Bill Johnson's Big Apple Sign Bill Johnson was a radio personality in Phoenix in the fabulous '50s (some background here). Part of his legacy was a small local chain of "Big Apple" steakhouses. The original was on Van Buren Street, quite a ways east of downtown, and we dined there maybe twice after the others had closed and the writing was on the wall for the last one. It was in a scary industrial area and only lightly patronized, so it was no surprise when it closed.

Bill Johnson's BBQ Sauce Then I happened to notice "Bill Johonson's BBQ Sauce" on the shelf at Fry's. I switched over and got to enjoy the last relic of an Arizona legend. And it was pretty decent sauce.

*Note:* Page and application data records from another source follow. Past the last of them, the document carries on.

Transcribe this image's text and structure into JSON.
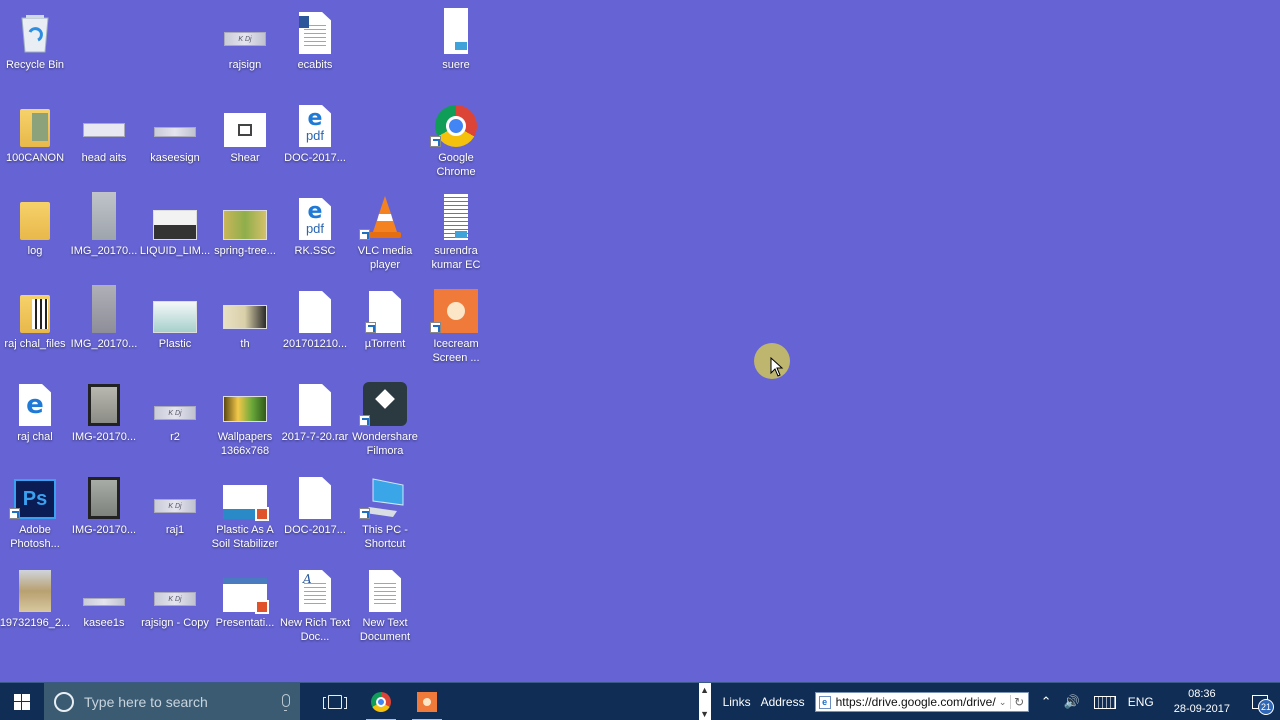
{
  "desktop": {
    "background_color": "#6664d4",
    "icons": [
      {
        "id": "recycle-bin",
        "label": "Recycle Bin",
        "kind": "recycle-bin"
      },
      {
        "id": "rajsign",
        "label": "rajsign",
        "kind": "signature-image"
      },
      {
        "id": "ecabits",
        "label": "ecabits",
        "kind": "word-document"
      },
      {
        "id": "suere",
        "label": "suere",
        "kind": "document-thumbnail"
      },
      {
        "id": "100canon",
        "label": "100CANON",
        "kind": "folder-with-images"
      },
      {
        "id": "head-aits",
        "label": "head aits",
        "kind": "image"
      },
      {
        "id": "kaseesign",
        "label": "kaseesign",
        "kind": "signature-image"
      },
      {
        "id": "shear",
        "label": "Shear",
        "kind": "image"
      },
      {
        "id": "doc-2017-a",
        "label": "DOC-2017...",
        "kind": "edge-pdf"
      },
      {
        "id": "google-chrome",
        "label": "Google Chrome",
        "kind": "chrome-shortcut"
      },
      {
        "id": "log",
        "label": "log",
        "kind": "folder"
      },
      {
        "id": "img-20170-a",
        "label": "IMG_20170...",
        "kind": "photo"
      },
      {
        "id": "liquid-lim",
        "label": "LIQUID_LIM...",
        "kind": "photo"
      },
      {
        "id": "spring-tree",
        "label": "spring-tree...",
        "kind": "photo"
      },
      {
        "id": "rk-ssc",
        "label": "RK.SSC",
        "kind": "edge-pdf"
      },
      {
        "id": "vlc",
        "label": "VLC media player",
        "kind": "vlc-shortcut"
      },
      {
        "id": "surendra",
        "label": "surendra kumar EC",
        "kind": "document-thumbnail"
      },
      {
        "id": "raj-chal-files",
        "label": "raj chal_files",
        "kind": "folder-with-images"
      },
      {
        "id": "img-20170-b",
        "label": "IMG_20170...",
        "kind": "photo"
      },
      {
        "id": "plastic",
        "label": "Plastic",
        "kind": "photo"
      },
      {
        "id": "th",
        "label": "th",
        "kind": "photo"
      },
      {
        "id": "201701210",
        "label": "201701210...",
        "kind": "blank-file"
      },
      {
        "id": "utorrent",
        "label": "µTorrent",
        "kind": "blank-file-shortcut"
      },
      {
        "id": "icecream",
        "label": "Icecream Screen ...",
        "kind": "icecream-shortcut"
      },
      {
        "id": "raj-chal",
        "label": "raj chal",
        "kind": "edge-html"
      },
      {
        "id": "img-20170-c",
        "label": "IMG-20170...",
        "kind": "photo"
      },
      {
        "id": "r2",
        "label": "r2",
        "kind": "signature-image"
      },
      {
        "id": "wallpapers",
        "label": "Wallpapers 1366x768",
        "kind": "photo"
      },
      {
        "id": "rar-2017",
        "label": "2017-7-20.rar",
        "kind": "blank-file"
      },
      {
        "id": "filmora",
        "label": "Wondershare Filmora",
        "kind": "filmora-shortcut"
      },
      {
        "id": "photoshop",
        "label": "Adobe Photosh...",
        "kind": "photoshop-shortcut"
      },
      {
        "id": "img-20170-d",
        "label": "IMG-20170...",
        "kind": "photo"
      },
      {
        "id": "raj1",
        "label": "raj1",
        "kind": "signature-image"
      },
      {
        "id": "plastic-soil",
        "label": "Plastic As A Soil Stabilizer",
        "kind": "powerpoint"
      },
      {
        "id": "doc-2017-b",
        "label": "DOC-2017...",
        "kind": "blank-file"
      },
      {
        "id": "this-pc",
        "label": "This PC - Shortcut",
        "kind": "pc-shortcut"
      },
      {
        "id": "19732196",
        "label": "19732196_2...",
        "kind": "photo"
      },
      {
        "id": "kasee1s",
        "label": "kasee1s",
        "kind": "signature-image"
      },
      {
        "id": "rajsign-copy",
        "label": "rajsign - Copy",
        "kind": "signature-image"
      },
      {
        "id": "presentati",
        "label": "Presentati...",
        "kind": "powerpoint"
      },
      {
        "id": "new-rich-text",
        "label": "New Rich Text Doc...",
        "kind": "rich-text"
      },
      {
        "id": "new-text",
        "label": "New Text Document",
        "kind": "text-document"
      }
    ]
  },
  "taskbar": {
    "search_placeholder": "Type here to search",
    "pinned": [
      {
        "name": "Google Chrome",
        "icon": "chrome-icon",
        "active": true
      },
      {
        "name": "Icecream Screen Recorder",
        "icon": "icecream-icon",
        "active": true
      }
    ],
    "links_label": "Links",
    "address_label": "Address",
    "address_value": "https://drive.google.com/drive/",
    "language": "ENG",
    "time": "08:36",
    "date": "28-09-2017",
    "notification_count": "21"
  }
}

But I was buying sauce a few weeks ago and it wasn't on the shelf. Not even a spot for it. I checked at Albertson's and Safeway; similarly absent. A hint on some site after a web-search suggests that the family has decided to discontinue it.

Big Bob Gibson's SignHow sad. Back to Big Bob Gibson's Award-Winning BBQ Sauce (from Decatur, Alabama).